An energetic mass of over 100 students, teachers, parents and elected officials jammed the steps of City Hall yesterday, calling for a delay in the current plan to shut down 19 schools across San Francisco. Spearheaded by Supervisor Ross Mirkarimi and a grassroots coalition of community members, the rally called attention to the disproportionate affect the closures will have on people of color, as well as the lack of public engagement in creating the plan to shutter schools. Speakers demanded school district officials and Mayor Gavin Newsom immediately halt the closures to allow time for more community input and the development of creative alternatives to the current plan, which the School Board will vote on tonight.
The San Francisco Unified School District currently faces a budget shortfall of $5 million, and recently unveiled plans to shut down or merge 19 schools citywide to close the gap. Speakers at yesterday’s hearing made it clear they understood the realities of balancing a budget, but that the process and manner the District planned on doing so this year had fatal flaws.
Perhaps the most fatal involves the fact that African Americans make up 36.7 of the children being affected by the closures, yet blacks only make up 13.9 percent of the school district’s student population.
This disparity raised the concern of District 10 Youth Commissioner Cassandra James, who recently relocated to San Francisco due to Hurricane Katrina. The disaster shut her school down in New Orleans.
“It’s surprising that without a disaster here [in San Francisco], so many of my fellow African-American students are facing the same issue of not being able to attend their school here,” said James. “Why do we keep thinking that it’s coincidence?”
In addition, a variety of parents and elected officials decried the School District’s decision-making process regarding the closure plan. According to them, the public received little or no opportunity to weigh in on which sites should be considered for closure, or to offer other possibilities for balancing the budget rather than axing so many schools. This lack of community input led those at the rally to demand an immediate delay in the closure process so their grievances could be addressed.
“What we expect is a respectful process,” said Mirkarimi. “There’s something incredibly unjust, incredibly unfair about the current process…we are forced into being here today.”
Newsom received pressure from a variety of fronts at yesterday’s rally to help solve the crisis. Parent Joan Livingston, for example, submitted a letter to Newsom after the rally that strongly urged him to use some of the city’s budget to delay closures.
“With our city’s budget of $5.3 billion,” said Livingston, “there’s got to be a little to stop the problem temporarily and think of a more creative approach.”
In addition, Mirkarimi highlighted the disparity between the Mayor’s public commitment to keeping families in San Francisco, yet failing to work hard enough to stop schools from closing.
Former Mayor Art Agnos made a surprise appearance at the event, detailing to the crowd the historic commitment of San Francisco’s mayors to making education a top priority for the city. Agnos said that the proposed round of cuts revealed a current of pessimism by the city’s decision-makers regarding finding solutions to keeping schools open.

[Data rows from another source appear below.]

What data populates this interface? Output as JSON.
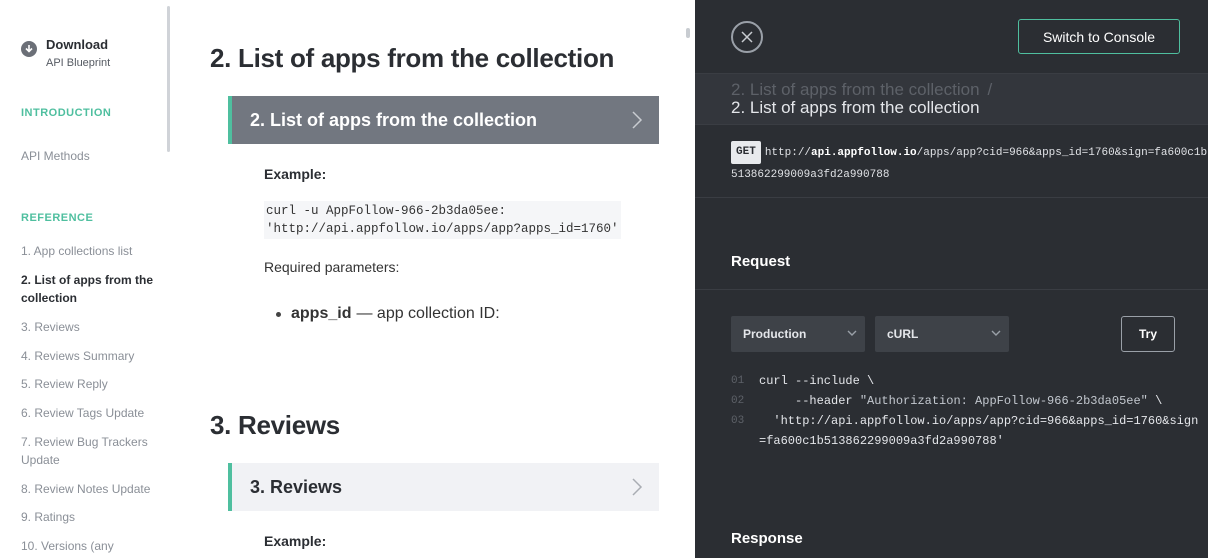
{
  "sidebar": {
    "download": {
      "title": "Download",
      "subtitle": "API Blueprint"
    },
    "intro_title": "INTRODUCTION",
    "intro_items": [
      "API Methods"
    ],
    "reference_title": "REFERENCE",
    "reference_items": [
      "1. App collections list",
      "2. List of apps from the collection",
      "3. Reviews",
      "4. Reviews Summary",
      "5. Review Reply",
      "6. Review Tags Update",
      "7. Review Bug Trackers Update",
      "8. Review Notes Update",
      "9. Ratings",
      "10. Versions (any"
    ],
    "active_index": 1
  },
  "main": {
    "section2": {
      "heading": "2. List of apps from the collection",
      "bar_label": "2. List of apps from the collection",
      "example_label": "Example:",
      "code_line1": "curl -u AppFollow-966-2b3da05ee:",
      "code_line2": "'http://api.appfollow.io/apps/app?apps_id=1760'",
      "required_label": "Required parameters:",
      "param_name": "apps_id",
      "param_desc": "— app collection ID:"
    },
    "section3": {
      "heading": "3. Reviews",
      "bar_label": "3. Reviews",
      "example_label": "Example:"
    }
  },
  "console": {
    "switch_label": "Switch to Console",
    "breadcrumb_prev": "2. List of apps from the collection",
    "breadcrumb_sep": "/",
    "breadcrumb_current": "2. List of apps from the collection",
    "method": "GET",
    "url_prefix": "http://",
    "url_host": "api.appfollow.io",
    "url_rest": "/apps/app?cid=966&apps_id=1760&sign=fa600c1b513862299009a3fd2a990788",
    "request_label": "Request",
    "env_select": "Production",
    "lang_select": "cURL",
    "try_label": "Try",
    "code": [
      {
        "ln": "01",
        "text": "curl --include \\"
      },
      {
        "ln": "02",
        "text": "     --header ",
        "str": "\"Authorization: AppFollow-966-2b3da05ee\"",
        "tail": " \\"
      },
      {
        "ln": "03",
        "text": "  'http://api.appfollow.io/apps/app?cid=966&apps_id=1760&sign=fa600c1b513862299009a3fd2a990788'"
      }
    ],
    "response_label": "Response"
  },
  "colors": {
    "accent": "#4fbf9f",
    "console_bg": "#2b2e33",
    "bar_dark": "#727780"
  },
  "icons": {
    "download": "download-circle-icon",
    "close": "close-circle-icon",
    "chevron": "chevron-right-icon",
    "select": "chevron-down-icon"
  }
}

“Kids are being treated as if they’re the past, not an essential part of our future,” said Agnos, who pointed out that of all the current proposals for solving the school district’s budget crisis, none included increasing enrollment. “Sound public schools are an essential part of dealing with the social problems in our neighborhoods.”
Other speakers underscored Agnos’ statements, particularly regarding the connection of well-funded schools with healthy communities. Mirakrimi suggested a connection between pockets of high homicide rates existing in the same areas where schools were threatened with closure. Supervisor Tom Ammiano recalled Harvey Milk’s battle to save a school in the Castro, because he felt the loss of a school meant the beginning of a decline for its surrounding neighborhood. And Supervisor Sophie Maxwell, in her final plea that the closure process be delayed, said that the health of the schools and the health of their communities remain inexorably tied.
“The school district needs to go back to the drawing board,” said Maxwell. “They need to include us – we are the ones who make this district work.”
The School Board will decide whether or not to heed her call at their meeting tonight.Filed under: Archive